**TASK TO COMPLETE**
Extract the complete data exactly as given.

**MATERIAL PROVIDED**
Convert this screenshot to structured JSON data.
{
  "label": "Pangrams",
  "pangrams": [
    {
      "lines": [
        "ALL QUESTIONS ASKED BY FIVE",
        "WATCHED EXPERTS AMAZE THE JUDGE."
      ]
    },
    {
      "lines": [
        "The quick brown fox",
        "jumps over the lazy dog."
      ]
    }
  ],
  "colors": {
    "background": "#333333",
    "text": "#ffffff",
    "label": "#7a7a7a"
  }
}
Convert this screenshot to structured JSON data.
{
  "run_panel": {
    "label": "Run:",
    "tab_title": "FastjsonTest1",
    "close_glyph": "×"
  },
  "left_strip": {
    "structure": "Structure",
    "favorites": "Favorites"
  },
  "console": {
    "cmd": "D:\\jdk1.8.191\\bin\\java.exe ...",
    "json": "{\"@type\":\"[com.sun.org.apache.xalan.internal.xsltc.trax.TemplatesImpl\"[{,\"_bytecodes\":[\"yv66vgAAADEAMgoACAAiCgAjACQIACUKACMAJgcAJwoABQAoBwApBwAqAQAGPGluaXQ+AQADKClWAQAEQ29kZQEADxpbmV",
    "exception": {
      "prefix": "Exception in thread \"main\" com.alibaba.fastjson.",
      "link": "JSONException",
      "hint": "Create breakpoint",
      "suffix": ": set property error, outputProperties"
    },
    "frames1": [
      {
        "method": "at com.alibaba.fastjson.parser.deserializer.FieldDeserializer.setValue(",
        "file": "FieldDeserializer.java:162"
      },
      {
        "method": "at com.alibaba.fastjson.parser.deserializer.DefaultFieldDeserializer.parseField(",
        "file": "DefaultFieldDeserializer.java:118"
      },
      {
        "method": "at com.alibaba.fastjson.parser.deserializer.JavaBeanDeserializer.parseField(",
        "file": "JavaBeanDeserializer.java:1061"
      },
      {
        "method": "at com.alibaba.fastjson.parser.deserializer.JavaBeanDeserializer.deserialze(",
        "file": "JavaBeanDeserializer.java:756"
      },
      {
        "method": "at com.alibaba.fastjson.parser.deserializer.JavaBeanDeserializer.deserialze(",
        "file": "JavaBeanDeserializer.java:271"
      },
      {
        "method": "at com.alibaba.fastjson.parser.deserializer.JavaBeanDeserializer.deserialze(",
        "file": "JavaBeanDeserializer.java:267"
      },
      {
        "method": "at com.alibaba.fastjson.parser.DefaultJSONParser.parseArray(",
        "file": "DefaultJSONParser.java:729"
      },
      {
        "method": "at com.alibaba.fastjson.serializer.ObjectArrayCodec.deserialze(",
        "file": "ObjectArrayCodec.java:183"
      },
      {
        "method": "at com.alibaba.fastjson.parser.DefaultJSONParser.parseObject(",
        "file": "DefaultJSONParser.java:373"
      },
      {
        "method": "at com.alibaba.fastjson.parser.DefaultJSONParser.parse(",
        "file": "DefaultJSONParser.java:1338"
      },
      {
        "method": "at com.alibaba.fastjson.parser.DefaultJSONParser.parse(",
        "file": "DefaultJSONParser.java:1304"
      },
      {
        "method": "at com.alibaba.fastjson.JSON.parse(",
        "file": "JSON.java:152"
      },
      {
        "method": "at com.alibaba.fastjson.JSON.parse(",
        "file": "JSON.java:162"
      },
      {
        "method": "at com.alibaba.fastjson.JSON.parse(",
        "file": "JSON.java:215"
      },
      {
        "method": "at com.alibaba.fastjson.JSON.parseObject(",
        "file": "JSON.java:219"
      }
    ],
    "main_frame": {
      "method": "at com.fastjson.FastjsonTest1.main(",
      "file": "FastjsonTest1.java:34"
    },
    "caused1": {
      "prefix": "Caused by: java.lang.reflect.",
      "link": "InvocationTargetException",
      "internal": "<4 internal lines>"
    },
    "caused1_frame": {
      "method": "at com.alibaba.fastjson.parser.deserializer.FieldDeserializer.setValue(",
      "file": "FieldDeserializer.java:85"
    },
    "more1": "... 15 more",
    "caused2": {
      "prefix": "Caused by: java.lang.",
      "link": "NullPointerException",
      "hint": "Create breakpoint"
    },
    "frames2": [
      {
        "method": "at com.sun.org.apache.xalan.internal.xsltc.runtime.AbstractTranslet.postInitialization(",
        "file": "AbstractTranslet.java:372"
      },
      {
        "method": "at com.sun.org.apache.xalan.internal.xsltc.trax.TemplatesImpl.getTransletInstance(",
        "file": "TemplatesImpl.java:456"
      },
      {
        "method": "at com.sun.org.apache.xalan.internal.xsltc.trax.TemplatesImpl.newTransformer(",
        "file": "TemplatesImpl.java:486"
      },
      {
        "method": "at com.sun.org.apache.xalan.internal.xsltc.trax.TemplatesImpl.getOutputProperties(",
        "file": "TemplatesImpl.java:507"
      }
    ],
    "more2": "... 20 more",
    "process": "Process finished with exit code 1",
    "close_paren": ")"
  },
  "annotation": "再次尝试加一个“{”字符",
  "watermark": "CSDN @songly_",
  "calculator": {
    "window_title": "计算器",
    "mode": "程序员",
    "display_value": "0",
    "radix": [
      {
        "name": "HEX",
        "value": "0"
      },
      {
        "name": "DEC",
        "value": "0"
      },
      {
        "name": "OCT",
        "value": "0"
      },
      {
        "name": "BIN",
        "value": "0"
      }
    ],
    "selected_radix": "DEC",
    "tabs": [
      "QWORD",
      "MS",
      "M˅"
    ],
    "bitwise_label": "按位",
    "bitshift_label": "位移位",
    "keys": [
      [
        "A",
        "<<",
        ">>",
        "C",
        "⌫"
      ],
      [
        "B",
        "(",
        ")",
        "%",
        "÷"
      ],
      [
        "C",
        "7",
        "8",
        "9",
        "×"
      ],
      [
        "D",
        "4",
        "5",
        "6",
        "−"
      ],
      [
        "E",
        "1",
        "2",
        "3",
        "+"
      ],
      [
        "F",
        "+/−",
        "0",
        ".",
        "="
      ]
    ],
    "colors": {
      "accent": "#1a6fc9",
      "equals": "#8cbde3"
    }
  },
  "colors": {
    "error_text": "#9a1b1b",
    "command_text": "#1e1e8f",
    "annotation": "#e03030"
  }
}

**SOLUTION TO THIS TASK**
Convert this screenshot to structured JSON data.
{
  "label": "Pangrams",
  "pangrams": [
    {
      "lines": [
        "ALL QUESTIONS ASKED BY FIVE",
        "WATCHED EXPERTS AMAZE THE JUDGE."
      ]
    },
    {
      "lines": [
        "The quick brown fox",
        "jumps over the lazy dog."
      ]
    }
  ],
  "colors": {
    "background": "#333333",
    "text": "#ffffff",
    "label": "#7a7a7a"
  }
}
Convert this screenshot to structured JSON data.
{
  "run_panel": {
    "label": "Run:",
    "tab_title": "FastjsonTest1",
    "close_glyph": "×"
  },
  "left_strip": {
    "structure": "Structure",
    "favorites": "Favorites"
  },
  "console": {
    "cmd": "D:\\jdk1.8.191\\bin\\java.exe ...",
    "json": "{\"@type\":\"[com.sun.org.apache.xalan.internal.xsltc.trax.TemplatesImpl\"[{,\"_bytecodes\":[\"yv66vgAAADEAMgoACAAiCgAjACQIACUKACMAJgcAJwoABQAoBwApBwAqAQAGPGluaXQ+AQADKClWAQAEQ29kZQEADxpbmV",
    "exception": {
      "prefix": "Exception in thread \"main\" com.alibaba.fastjson.",
      "link": "JSONException",
      "hint": "Create breakpoint",
      "suffix": ": set property error, outputProperties"
    },
    "frames1": [
      {
        "method": "at com.alibaba.fastjson.parser.deserializer.FieldDeserializer.setValue(",
        "file": "FieldDeserializer.java:162"
      },
      {
        "method": "at com.alibaba.fastjson.parser.deserializer.DefaultFieldDeserializer.parseField(",
        "file": "DefaultFieldDeserializer.java:118"
      },
      {
        "method": "at com.alibaba.fastjson.parser.deserializer.JavaBeanDeserializer.parseField(",
        "file": "JavaBeanDeserializer.java:1061"
      },
      {
        "method": "at com.alibaba.fastjson.parser.deserializer.JavaBeanDeserializer.deserialze(",
        "file": "JavaBeanDeserializer.java:756"
      },
      {
        "method": "at com.alibaba.fastjson.parser.deserializer.JavaBeanDeserializer.deserialze(",
        "file": "JavaBeanDeserializer.java:271"
      },
      {
        "method": "at com.alibaba.fastjson.parser.deserializer.JavaBeanDeserializer.deserialze(",
        "file": "JavaBeanDeserializer.java:267"
      },
      {
        "method": "at com.alibaba.fastjson.parser.DefaultJSONParser.parseArray(",
        "file": "DefaultJSONParser.java:729"
      },
      {
        "method": "at com.alibaba.fastjson.serializer.ObjectArrayCodec.deserialze(",
        "file": "ObjectArrayCodec.java:183"
      },
      {
        "method": "at com.alibaba.fastjson.parser.DefaultJSONParser.parseObject(",
        "file": "DefaultJSONParser.java:373"
      },
      {
        "method": "at com.alibaba.fastjson.parser.DefaultJSONParser.parse(",
        "file": "DefaultJSONParser.java:1338"
      },
      {
        "method": "at com.alibaba.fastjson.parser.DefaultJSONParser.parse(",
        "file": "DefaultJSONParser.java:1304"
      },
      {
        "method": "at com.alibaba.fastjson.JSON.parse(",
        "file": "JSON.java:152"
      },
      {
        "method": "at com.alibaba.fastjson.JSON.parse(",
        "file": "JSON.java:162"
      },
      {
        "method": "at com.alibaba.fastjson.JSON.parse(",
        "file": "JSON.java:215"
      },
      {
        "method": "at com.alibaba.fastjson.JSON.parseObject(",
        "file": "JSON.java:219"
      }
    ],
    "main_frame": {
      "method": "at com.fastjson.FastjsonTest1.main(",
      "file": "FastjsonTest1.java:34"
    },
    "caused1": {
      "prefix": "Caused by: java.lang.reflect.",
      "link": "InvocationTargetException",
      "internal": "<4 internal lines>"
    },
    "caused1_frame": {
      "method": "at com.alibaba.fastjson.parser.deserializer.FieldDeserializer.setValue(",
      "file": "FieldDeserializer.java:85"
    },
    "more1": "... 15 more",
    "caused2": {
      "prefix": "Caused by: java.lang.",
      "link": "NullPointerException",
      "hint": "Create breakpoint"
    },
    "frames2": [
      {
        "method": "at com.sun.org.apache.xalan.internal.xsltc.runtime.AbstractTranslet.postInitialization(",
        "file": "AbstractTranslet.java:372"
      },
      {
        "method": "at com.sun.org.apache.xalan.internal.xsltc.trax.TemplatesImpl.getTransletInstance(",
        "file": "TemplatesImpl.java:456"
      },
      {
        "method": "at com.sun.org.apache.xalan.internal.xsltc.trax.TemplatesImpl.newTransformer(",
        "file": "TemplatesImpl.java:486"
      },
      {
        "method": "at com.sun.org.apache.xalan.internal.xsltc.trax.TemplatesImpl.getOutputProperties(",
        "file": "TemplatesImpl.java:507"
      }
    ],
    "more2": "... 20 more",
    "process": "Process finished with exit code 1",
    "close_paren": ")"
  },
  "annotation": "再次尝试加一个“{”字符",
  "watermark": "CSDN @songly_",
  "calculator": {
    "window_title": "计算器",
    "mode": "程序员",
    "display_value": "0",
    "radix": [
      {
        "name": "HEX",
        "value": "0"
      },
      {
        "name": "DEC",
        "value": "0"
      },
      {
        "name": "OCT",
        "value": "0"
      },
      {
        "name": "BIN",
        "value": "0"
      }
    ],
    "selected_radix": "DEC",
    "tabs": [
      "QWORD",
      "MS",
      "M˅"
    ],
    "bitwise_label": "按位",
    "bitshift_label": "位移位",
    "keys": [
      [
        "A",
        "<<",
        ">>",
        "C",
        "⌫"
      ],
      [
        "B",
        "(",
        ")",
        "%",
        "÷"
      ],
      [
        "C",
        "7",
        "8",
        "9",
        "×"
      ],
      [
        "D",
        "4",
        "5",
        "6",
        "−"
      ],
      [
        "E",
        "1",
        "2",
        "3",
        "+"
      ],
      [
        "F",
        "+/−",
        "0",
        ".",
        "="
      ]
    ],
    "colors": {
      "accent": "#1a6fc9",
      "equals": "#8cbde3"
    }
  },
  "colors": {
    "error_text": "#9a1b1b",
    "command_text": "#1e1e8f",
    "annotation": "#e03030"
  }
}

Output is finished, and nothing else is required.